In an increasingly connected world, learning a second language online or at school has come to be encouraged and even expected of many students. With practical benefits ranging from career opportunities to sociocultural ones, taking a lesson on Duolingo doesn’t seem like too much of a hassle. But learning a second language (L2)—and falling out of using your first—can lead to a process known as language attrition, where a speaker’s fluency in their first language (L1) gradually decreases after learning their second (Ahn et al. 2017).
Research work in L1 attrition has received relatively little attention compared to L2 attainment work (Ahn et al. 2017; Schmid 2015). Linguistics Professor Monika S. Schmid, a prominent researcher in the field, mentions that “attriters” may even feel isolated in their struggle due to lack of awareness (Schmid 2015). Additionally, in a comprehensive review of the existing literature, Gallo and colleagues suggested that more attrition-related studies must use brain-imaging techniques to gain a better foundational understanding of the phenomenon (Gallo et al. 2021). This again indicates that our current understanding of the neural basis of language attrition is significantly lacking.
Despite these challenges, fascinating studies on the temporal importance of the onset of language attrition have been conducted over the past several decades. These studies have tried to determine whether the age at which an individual learns their L2 significantly impacts the progression of L1 attrition.
One such study investigated this issue by having 68 Chinese-Korean and Russian-Korean bilingual children aged 11-14 years old complete the HALA task, an experiment designed to test participants on their word retrieval speed and accuracy in both languages. The researchers found no correlation between the age of L2 acquisition and the participant’s L1 word naming accuracy. Instead, Kim and Kim found that the “relative amount of L1/L2 input” was more strongly linked to language attrition in bilinguals (Kim and Kim 2022).
It’s important to accept these results with discretion, though. The participants of Kims’ study were not diverse in terms of their age, as all of the recruited children were 11-14 years old. The study also directly challenges some of the previous research that has been done on relating age to language attrition. One such study conducted by linguistics professor Emanuel Bylund found evidence for a “critical period” in which children tend to forget their first language more easily before the age of 12 (2009). These conflicting results demonstrate that the Kims’ suggestion that the age of L2 acquisition plays an influential role cannot be taken as absolute. The need for further study on this topic is therefore evident.

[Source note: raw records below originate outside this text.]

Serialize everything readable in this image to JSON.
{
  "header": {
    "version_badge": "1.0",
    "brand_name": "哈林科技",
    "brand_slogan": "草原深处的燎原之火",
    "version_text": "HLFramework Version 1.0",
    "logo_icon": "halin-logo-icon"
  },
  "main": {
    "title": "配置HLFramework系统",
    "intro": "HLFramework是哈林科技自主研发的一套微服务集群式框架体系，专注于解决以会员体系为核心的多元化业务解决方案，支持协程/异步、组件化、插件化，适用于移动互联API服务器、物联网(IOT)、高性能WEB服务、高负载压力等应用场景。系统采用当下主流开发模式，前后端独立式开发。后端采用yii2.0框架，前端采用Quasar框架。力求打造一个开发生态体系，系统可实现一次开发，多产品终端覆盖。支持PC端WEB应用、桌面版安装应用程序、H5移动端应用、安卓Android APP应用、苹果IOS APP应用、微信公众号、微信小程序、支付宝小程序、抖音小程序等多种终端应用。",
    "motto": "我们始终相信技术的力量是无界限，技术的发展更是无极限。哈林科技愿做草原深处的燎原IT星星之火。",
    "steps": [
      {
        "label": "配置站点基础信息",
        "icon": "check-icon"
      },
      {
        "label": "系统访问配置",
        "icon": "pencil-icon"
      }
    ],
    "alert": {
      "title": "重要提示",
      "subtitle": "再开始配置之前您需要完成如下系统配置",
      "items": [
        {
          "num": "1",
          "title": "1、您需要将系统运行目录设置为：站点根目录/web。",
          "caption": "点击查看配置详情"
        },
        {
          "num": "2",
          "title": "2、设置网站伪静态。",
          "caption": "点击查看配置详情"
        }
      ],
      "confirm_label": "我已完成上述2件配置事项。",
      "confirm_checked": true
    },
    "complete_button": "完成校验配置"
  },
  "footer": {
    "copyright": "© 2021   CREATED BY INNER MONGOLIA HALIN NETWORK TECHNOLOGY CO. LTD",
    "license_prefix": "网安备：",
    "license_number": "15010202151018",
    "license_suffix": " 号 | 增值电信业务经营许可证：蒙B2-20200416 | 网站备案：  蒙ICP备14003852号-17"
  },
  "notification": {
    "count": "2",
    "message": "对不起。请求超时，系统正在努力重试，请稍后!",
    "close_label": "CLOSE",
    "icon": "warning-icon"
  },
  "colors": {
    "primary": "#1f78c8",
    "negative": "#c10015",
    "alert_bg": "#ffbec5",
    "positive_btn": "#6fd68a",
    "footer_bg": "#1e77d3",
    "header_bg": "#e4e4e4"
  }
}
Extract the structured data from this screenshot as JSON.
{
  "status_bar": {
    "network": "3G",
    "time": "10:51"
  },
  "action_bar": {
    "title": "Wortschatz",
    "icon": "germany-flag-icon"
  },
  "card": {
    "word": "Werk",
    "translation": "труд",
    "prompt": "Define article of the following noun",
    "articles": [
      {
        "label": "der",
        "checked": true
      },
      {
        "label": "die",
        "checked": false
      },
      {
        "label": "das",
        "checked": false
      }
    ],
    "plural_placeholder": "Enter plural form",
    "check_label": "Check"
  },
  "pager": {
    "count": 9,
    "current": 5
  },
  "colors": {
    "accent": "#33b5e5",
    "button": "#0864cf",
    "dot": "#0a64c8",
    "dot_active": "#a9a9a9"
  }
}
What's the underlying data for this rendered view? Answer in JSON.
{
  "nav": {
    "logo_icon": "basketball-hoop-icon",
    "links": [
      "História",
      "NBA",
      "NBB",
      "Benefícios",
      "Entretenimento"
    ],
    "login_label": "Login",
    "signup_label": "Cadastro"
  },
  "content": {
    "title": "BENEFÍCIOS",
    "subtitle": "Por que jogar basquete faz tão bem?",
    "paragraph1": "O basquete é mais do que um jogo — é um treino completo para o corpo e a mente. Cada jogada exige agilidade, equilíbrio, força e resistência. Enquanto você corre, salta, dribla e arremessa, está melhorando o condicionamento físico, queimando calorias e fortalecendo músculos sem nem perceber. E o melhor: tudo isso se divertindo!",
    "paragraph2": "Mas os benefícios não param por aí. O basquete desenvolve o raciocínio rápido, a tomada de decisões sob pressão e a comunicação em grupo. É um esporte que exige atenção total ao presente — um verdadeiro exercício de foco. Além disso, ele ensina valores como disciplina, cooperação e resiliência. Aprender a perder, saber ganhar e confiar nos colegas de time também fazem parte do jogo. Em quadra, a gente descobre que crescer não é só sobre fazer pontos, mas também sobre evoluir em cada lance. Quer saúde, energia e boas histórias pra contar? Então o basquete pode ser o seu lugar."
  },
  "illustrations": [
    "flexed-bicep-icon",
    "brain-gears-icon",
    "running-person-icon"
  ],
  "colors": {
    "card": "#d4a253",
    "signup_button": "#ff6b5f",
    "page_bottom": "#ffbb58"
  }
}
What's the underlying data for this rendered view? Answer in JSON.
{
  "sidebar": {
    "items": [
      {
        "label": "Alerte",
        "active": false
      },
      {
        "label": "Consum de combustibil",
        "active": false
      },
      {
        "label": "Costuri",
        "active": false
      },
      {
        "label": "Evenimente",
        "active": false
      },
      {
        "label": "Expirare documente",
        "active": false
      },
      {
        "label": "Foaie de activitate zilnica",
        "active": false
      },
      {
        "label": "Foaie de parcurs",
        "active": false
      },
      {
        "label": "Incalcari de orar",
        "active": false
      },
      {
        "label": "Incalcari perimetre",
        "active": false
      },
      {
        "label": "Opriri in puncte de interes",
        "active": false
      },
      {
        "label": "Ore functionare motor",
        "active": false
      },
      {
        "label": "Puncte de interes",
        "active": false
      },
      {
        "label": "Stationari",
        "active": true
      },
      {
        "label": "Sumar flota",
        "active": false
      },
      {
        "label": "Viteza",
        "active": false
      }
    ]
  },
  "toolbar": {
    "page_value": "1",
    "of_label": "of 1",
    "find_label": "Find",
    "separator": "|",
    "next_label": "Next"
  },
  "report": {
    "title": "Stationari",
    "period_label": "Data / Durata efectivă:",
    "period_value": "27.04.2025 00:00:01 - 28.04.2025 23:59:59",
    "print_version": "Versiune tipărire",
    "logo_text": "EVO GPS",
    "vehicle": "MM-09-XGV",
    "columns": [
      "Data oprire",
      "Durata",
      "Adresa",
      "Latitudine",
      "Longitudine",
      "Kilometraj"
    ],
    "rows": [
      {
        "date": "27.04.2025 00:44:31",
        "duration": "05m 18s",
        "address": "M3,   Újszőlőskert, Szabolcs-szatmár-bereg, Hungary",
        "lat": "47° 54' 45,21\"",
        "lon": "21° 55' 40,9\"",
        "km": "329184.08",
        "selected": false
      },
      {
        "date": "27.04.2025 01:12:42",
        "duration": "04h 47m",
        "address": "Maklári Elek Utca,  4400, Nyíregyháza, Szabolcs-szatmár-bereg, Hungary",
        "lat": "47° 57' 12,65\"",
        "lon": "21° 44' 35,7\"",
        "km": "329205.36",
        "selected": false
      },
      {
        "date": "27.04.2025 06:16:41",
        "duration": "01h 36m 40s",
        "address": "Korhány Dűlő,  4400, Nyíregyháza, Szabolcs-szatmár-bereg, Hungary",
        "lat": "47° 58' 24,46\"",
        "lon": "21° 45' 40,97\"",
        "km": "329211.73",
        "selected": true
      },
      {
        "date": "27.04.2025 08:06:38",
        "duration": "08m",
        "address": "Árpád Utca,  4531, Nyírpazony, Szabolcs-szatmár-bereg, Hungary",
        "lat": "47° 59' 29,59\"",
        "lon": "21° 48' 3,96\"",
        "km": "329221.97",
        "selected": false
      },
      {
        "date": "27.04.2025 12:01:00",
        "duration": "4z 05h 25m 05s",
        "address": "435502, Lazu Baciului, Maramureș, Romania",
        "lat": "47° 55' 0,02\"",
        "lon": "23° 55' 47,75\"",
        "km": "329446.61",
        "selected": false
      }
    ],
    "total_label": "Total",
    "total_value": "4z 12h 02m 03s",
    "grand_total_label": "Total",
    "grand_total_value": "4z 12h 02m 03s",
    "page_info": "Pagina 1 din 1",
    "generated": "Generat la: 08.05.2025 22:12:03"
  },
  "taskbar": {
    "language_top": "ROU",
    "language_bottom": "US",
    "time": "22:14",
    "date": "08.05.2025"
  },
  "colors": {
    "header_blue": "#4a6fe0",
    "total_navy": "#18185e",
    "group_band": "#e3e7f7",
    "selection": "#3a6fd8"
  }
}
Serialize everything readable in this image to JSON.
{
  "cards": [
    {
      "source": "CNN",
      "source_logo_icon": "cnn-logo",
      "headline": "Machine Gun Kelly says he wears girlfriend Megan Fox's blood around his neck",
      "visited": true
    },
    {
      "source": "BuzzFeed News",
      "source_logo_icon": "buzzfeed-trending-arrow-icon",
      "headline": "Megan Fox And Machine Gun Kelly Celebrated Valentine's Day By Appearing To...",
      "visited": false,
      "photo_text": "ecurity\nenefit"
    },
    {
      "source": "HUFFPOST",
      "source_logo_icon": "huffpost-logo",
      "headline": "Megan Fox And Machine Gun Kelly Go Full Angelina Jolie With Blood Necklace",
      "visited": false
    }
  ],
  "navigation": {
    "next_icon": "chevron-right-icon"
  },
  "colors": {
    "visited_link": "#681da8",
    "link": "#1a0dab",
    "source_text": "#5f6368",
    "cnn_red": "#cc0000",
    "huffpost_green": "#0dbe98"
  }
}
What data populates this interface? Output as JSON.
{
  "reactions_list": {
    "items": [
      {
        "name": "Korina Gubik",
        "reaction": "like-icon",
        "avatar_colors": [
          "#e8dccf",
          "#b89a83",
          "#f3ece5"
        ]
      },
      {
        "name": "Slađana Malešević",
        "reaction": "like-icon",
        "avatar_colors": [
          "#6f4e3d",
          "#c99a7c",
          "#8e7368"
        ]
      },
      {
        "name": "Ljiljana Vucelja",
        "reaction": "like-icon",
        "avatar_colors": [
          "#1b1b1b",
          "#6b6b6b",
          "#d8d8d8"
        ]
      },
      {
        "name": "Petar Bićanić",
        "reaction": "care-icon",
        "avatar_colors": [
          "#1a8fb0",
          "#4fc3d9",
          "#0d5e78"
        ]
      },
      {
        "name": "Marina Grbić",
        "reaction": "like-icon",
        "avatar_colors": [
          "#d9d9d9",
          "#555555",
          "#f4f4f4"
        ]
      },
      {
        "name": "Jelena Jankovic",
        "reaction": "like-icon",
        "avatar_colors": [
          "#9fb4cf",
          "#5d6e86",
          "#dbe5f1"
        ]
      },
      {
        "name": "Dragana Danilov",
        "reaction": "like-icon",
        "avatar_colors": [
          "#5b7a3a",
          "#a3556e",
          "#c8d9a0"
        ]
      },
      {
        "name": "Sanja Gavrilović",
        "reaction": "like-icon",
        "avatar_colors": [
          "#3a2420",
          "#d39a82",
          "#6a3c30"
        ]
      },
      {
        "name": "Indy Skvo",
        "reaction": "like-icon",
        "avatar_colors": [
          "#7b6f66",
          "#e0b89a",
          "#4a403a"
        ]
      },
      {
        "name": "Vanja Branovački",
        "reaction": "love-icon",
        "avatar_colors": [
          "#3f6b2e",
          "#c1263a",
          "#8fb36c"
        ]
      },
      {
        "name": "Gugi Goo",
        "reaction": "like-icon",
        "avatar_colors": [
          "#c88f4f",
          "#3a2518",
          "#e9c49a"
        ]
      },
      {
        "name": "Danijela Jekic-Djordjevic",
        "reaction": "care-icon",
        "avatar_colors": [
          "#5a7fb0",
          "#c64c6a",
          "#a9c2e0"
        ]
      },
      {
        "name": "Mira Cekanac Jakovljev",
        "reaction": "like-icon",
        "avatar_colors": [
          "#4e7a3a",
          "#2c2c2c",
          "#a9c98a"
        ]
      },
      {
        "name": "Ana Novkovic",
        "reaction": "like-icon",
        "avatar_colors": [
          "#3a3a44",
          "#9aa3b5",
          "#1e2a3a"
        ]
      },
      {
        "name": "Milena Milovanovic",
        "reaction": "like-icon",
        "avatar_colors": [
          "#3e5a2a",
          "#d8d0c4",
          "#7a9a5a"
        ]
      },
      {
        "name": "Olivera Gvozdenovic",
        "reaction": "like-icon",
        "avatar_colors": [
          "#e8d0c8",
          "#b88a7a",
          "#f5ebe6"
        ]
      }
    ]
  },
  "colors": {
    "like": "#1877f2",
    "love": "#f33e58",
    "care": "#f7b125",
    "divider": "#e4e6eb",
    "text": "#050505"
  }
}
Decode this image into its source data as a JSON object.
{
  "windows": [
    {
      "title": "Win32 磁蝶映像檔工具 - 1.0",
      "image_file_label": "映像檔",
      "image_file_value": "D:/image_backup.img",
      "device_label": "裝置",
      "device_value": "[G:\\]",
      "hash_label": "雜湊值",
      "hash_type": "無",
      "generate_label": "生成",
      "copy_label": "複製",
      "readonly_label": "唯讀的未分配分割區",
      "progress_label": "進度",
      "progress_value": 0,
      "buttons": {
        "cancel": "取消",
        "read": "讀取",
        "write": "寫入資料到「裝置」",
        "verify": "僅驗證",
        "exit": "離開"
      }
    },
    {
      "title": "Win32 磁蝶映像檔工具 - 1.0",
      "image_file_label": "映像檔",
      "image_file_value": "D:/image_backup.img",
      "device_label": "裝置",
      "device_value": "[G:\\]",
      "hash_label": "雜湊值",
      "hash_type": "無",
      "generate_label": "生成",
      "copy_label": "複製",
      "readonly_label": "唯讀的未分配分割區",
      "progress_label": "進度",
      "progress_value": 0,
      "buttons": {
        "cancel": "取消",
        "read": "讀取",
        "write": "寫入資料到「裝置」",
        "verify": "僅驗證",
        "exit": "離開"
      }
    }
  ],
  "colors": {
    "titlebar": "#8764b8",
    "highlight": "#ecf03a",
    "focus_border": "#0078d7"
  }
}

While the Kims’ study doesn’t answer our questions about whether a critical period for language loss exists, it’s still a step forward in bilingualism research: the results show a clear need to differentiate between one’s age of L2 acquisition and relative exposure to first and second languages. As scholarly interest in L1 attrition continues to grow, acknowledging this difference will prove to be instrumental in understanding the cognitive and psychological processes that underlie both language acquisition and loss.
Ahn, Sunyoung, et al. “Age Effects in First Language Attrition: Speech Perception by Korean-English Bilinguals.” Language Learning, vol. 67, no. 3, 20 July 2017, pp. 694–733, 10.1111/lang.12252. Accessed 20 Nov. 2019.
Bylund, Emanuel. “Maturational Constraints and First Language Attrition.” Language Learning, vol. 59, no. 3, Sept. 2009, pp. 687–715, 10.1111/j.1467-9922.2009.00521.x.
Gallo, Federico, et al. “First Language Attrition: What It Is, What It Isn’t, and What It Can Be.” Frontiers in Human Neuroscience, vol. 15, 7 Sep. 2021, 10.3389/fnhum.2021.686388. Accessed 24 July 2022.
Gorsky, Emily. “Why Learn a Second Language? The Benefits of Bilingualism.” Berlitz, 21 Jan. 2020, www.berlitz.com/blog/benefits-of-bilingualism.
Kim, Kitaek, and Hyunwoo Kim. “Sequential Bilingual Heritage Children’s L1 Attrition in Lexical Retrieval: Age of Acquisition versus Language Experience.” Bilingualism: Language and Cognition, vol. 25, no. 4, 10 Jan. 2022, pp. 1–11, 10.1017/s1366728921001139. Accessed 16 Mar. 2022.
Schmid, Monika. “What Is Language Attrition?” Language Attrition, 18 Nov. 2015, languageattrition.org/what-is-language-attrition/.
StudySmarter. “Critical Period: Definition, Hypothesis, Examples | StudySmarter.” Studysmarter.us,www.studysmarter.us/explanations/english/language-acquisition/critical-period/.
University of Hawaiʻi at Mānoa. “HALA Project | University of Hawai’i at Mānoa Department of Linguistics.” Ling.hawaii.edu, ling.hawaii.edu/research-current/projects/hala/. Accessed 27 Jan. 2023.